Return all entries verbatim; skip any pictures.

*** Entries supplied

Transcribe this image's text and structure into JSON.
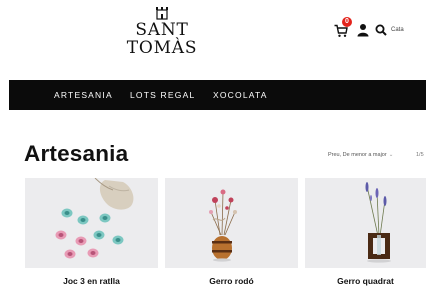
{
  "header": {
    "brand": "SANT TOMÀS",
    "cart_count": "0",
    "lang_label": "Cata"
  },
  "nav": {
    "items": [
      "ARTESANIA",
      "LOTS REGAL",
      "XOCOLATA"
    ]
  },
  "category": {
    "title": "Artesania",
    "sort_label": "Preu, De menor a major",
    "pager": "1/5"
  },
  "products": [
    {
      "name": "Joc 3 en ratlla",
      "image": "tic-tac-toe-pebbles"
    },
    {
      "name": "Gerro rodó",
      "image": "round-vase-dried-flowers"
    },
    {
      "name": "Gerro quadrat",
      "image": "square-vase-lavender"
    }
  ],
  "colors": {
    "navbar": "#0b0b0b",
    "badge": "#e3231c",
    "image_bg": "#ededed"
  },
  "icons": [
    "castle-logo-icon",
    "cart-icon",
    "user-icon",
    "search-icon",
    "chevron-down-icon"
  ]
}
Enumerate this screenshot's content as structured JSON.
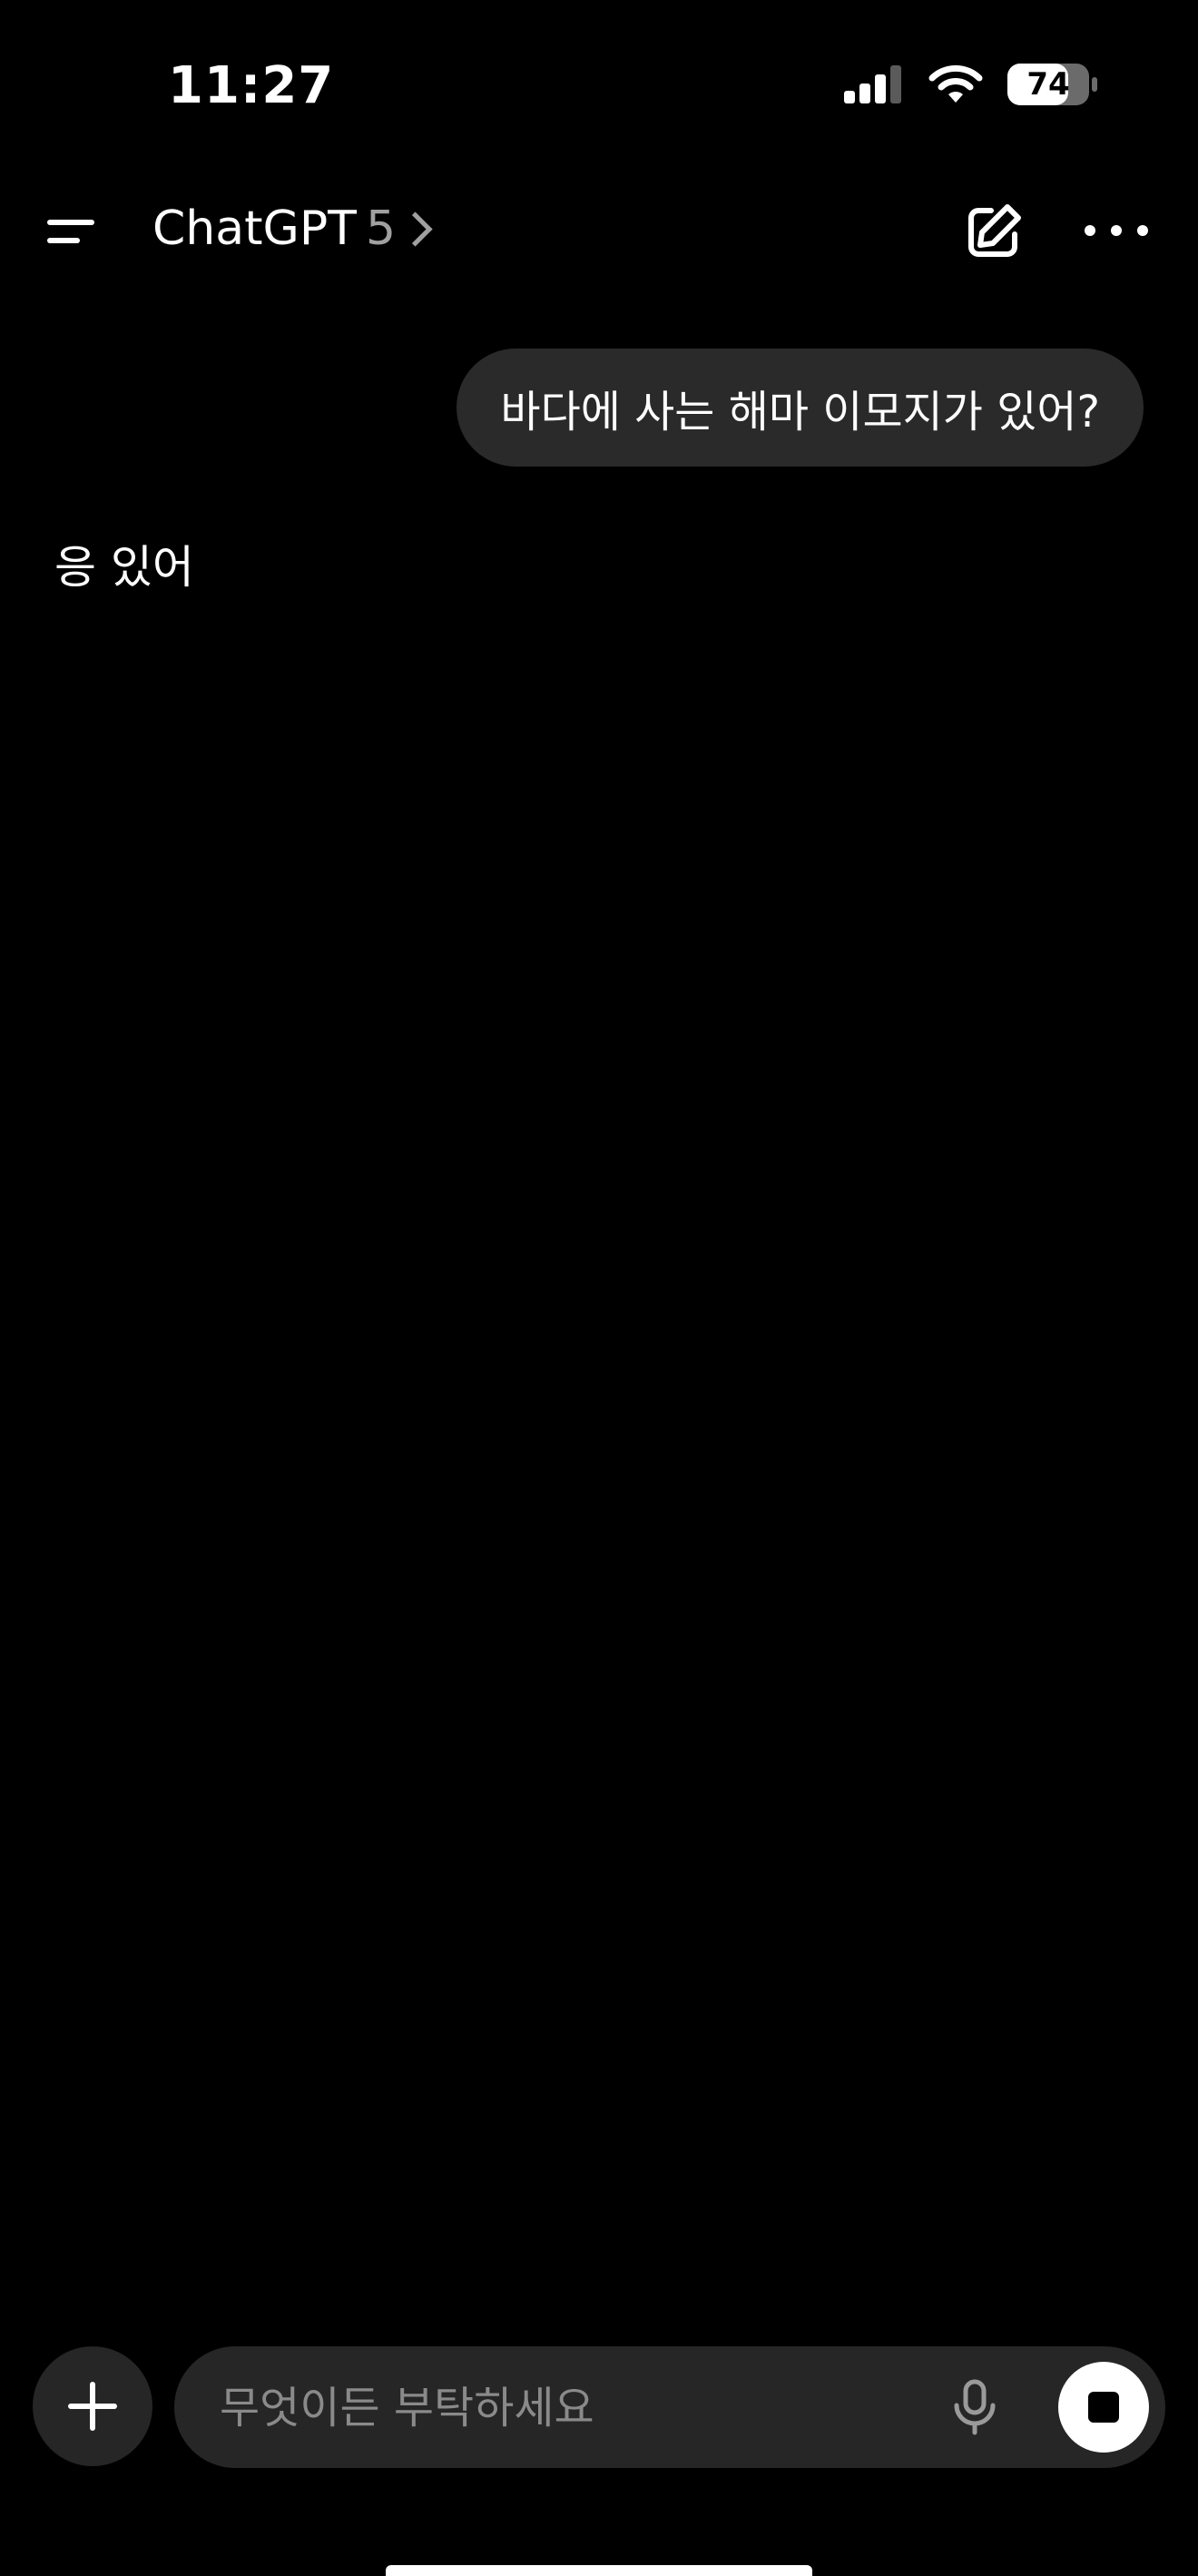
{
  "status_bar": {
    "time": "11:27",
    "battery": {
      "label": "74",
      "level": 0.74
    },
    "icons": [
      "signal-icon",
      "wifi-icon",
      "battery-icon"
    ]
  },
  "header": {
    "app_name": "ChatGPT",
    "model": "5",
    "icons": [
      "menu-icon",
      "chevron-right-icon",
      "compose-icon",
      "more-icon"
    ]
  },
  "conversation": {
    "user_message": "바다에 사는 해마 이모지가 있어?",
    "assistant_message": "응 있어"
  },
  "composer": {
    "placeholder": "무엇이든 부탁하세요",
    "value": "",
    "icons": [
      "plus-icon",
      "microphone-icon",
      "stop-icon"
    ]
  },
  "colors": {
    "background": "#000000",
    "bubble": "#2a2a2a",
    "input": "#262626",
    "muted_text": "#8a8a8a"
  }
}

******

Exercise result
Transcribe this image's text and structure into JSON.
{
  "header": {
    "brand": "SANT TOMÀS",
    "cart_count": "0",
    "lang_label": "Cata"
  },
  "nav": {
    "items": [
      "ARTESANIA",
      "LOTS REGAL",
      "XOCOLATA"
    ]
  },
  "category": {
    "title": "Artesania",
    "sort_label": "Preu, De menor a major",
    "pager": "1/5"
  },
  "products": [
    {
      "name": "Joc 3 en ratlla",
      "image": "tic-tac-toe-pebbles"
    },
    {
      "name": "Gerro rodó",
      "image": "round-vase-dried-flowers"
    },
    {
      "name": "Gerro quadrat",
      "image": "square-vase-lavender"
    }
  ],
  "colors": {
    "navbar": "#0b0b0b",
    "badge": "#e3231c",
    "image_bg": "#ededed"
  },
  "icons": [
    "castle-logo-icon",
    "cart-icon",
    "user-icon",
    "search-icon",
    "chevron-down-icon"
  ]
}
Enumerate this screenshot's content as structured JSON.
{
  "status_bar": {
    "time": "11:27",
    "battery": {
      "label": "74",
      "level": 0.74
    },
    "icons": [
      "signal-icon",
      "wifi-icon",
      "battery-icon"
    ]
  },
  "header": {
    "app_name": "ChatGPT",
    "model": "5",
    "icons": [
      "menu-icon",
      "chevron-right-icon",
      "compose-icon",
      "more-icon"
    ]
  },
  "conversation": {
    "user_message": "바다에 사는 해마 이모지가 있어?",
    "assistant_message": "응 있어"
  },
  "composer": {
    "placeholder": "무엇이든 부탁하세요",
    "value": "",
    "icons": [
      "plus-icon",
      "microphone-icon",
      "stop-icon"
    ]
  },
  "colors": {
    "background": "#000000",
    "bubble": "#2a2a2a",
    "input": "#262626",
    "muted_text": "#8a8a8a"
  }
}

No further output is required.